The OpenFabrics consortium includes all the major InfiniBand and iWARP companies, includes AMD, Cisco, Dell, IBM, Intel, LSI Logic, Oracle, Sun, the major USA labs and others, showing the wide-ranging adoption for RDMA technology.
For storage interconnect applications, the situation is different when compared to the MPI compute applications where RDMA and Send/Receive are used together. When the application requires large blocks of data to be moved, RDMA is the only option that provides the required performance, scalability and CPU overhead. It is common to demand optimal storage I/O and high compute I/O in for the same application. One example is when file reads and writes happen before and after the computational periods for the purpose of check pointing and restart mechanisms, etc. In this example, the ability to read and write large quantities of data without interrupting the CPUs is essential, especially when cluster size increases.
RDMA and Send/Receive in the same network provide the user with a variety of tools that are essential for achieving the best application performance and to be able to utilize the same network for multiple tasks, such as compute, storage and management. In the last decade, the industry had made huge progress, both in the network specification, and in the programming interface. With a wide variety of APIs and market adoption, RDMA has completed the missing parts that Send/Receive could not provide, and when combined together, they become the best, flexible, high-performance solution without compromise.
The author would like to thank Diego Crupnicoff, Michael Kagan, Dhabaleswar K. Panda, Sayantan Sur and Matthew Jon Koop for their input during reviews of this article.

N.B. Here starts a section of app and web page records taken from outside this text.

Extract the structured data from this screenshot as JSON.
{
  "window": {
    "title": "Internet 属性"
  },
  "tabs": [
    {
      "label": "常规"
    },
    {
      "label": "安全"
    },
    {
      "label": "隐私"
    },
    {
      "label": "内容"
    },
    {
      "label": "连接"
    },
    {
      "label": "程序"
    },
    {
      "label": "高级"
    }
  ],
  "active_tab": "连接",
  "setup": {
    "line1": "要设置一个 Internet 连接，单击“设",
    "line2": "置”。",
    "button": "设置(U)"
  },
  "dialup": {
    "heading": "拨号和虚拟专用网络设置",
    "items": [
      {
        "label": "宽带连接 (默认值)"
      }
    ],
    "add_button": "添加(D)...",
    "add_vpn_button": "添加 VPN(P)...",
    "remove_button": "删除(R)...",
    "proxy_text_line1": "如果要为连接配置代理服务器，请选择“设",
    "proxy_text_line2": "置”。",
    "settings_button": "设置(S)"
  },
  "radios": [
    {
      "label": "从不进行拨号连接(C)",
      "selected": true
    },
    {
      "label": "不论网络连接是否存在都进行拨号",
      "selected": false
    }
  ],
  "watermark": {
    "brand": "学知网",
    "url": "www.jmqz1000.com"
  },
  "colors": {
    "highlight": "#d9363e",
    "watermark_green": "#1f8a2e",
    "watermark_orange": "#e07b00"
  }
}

Gilad Shainer is a senior technical marketing manager at Mellanox technologies focusing on high performance computing. He joined Mellanox Technologies in 2001 to develop Mellanox's InfiniHost PCI-X Host Channel Adapter (HCA) device and later led the development of Mellanox's InfiniHost III Ex PCI Express HCA device. Gilad Shainer holds a MSc. degree (2001, Cum Laude) and a BSc. degree (1998, Cum Laude) in Electrical Engineering from the Technion Institute of Technology in Israel. He is also a member of the PCISIG PCI-X and PCI Express Working Groups and has contributed to the definition of the PCI-X 2.0 specifications.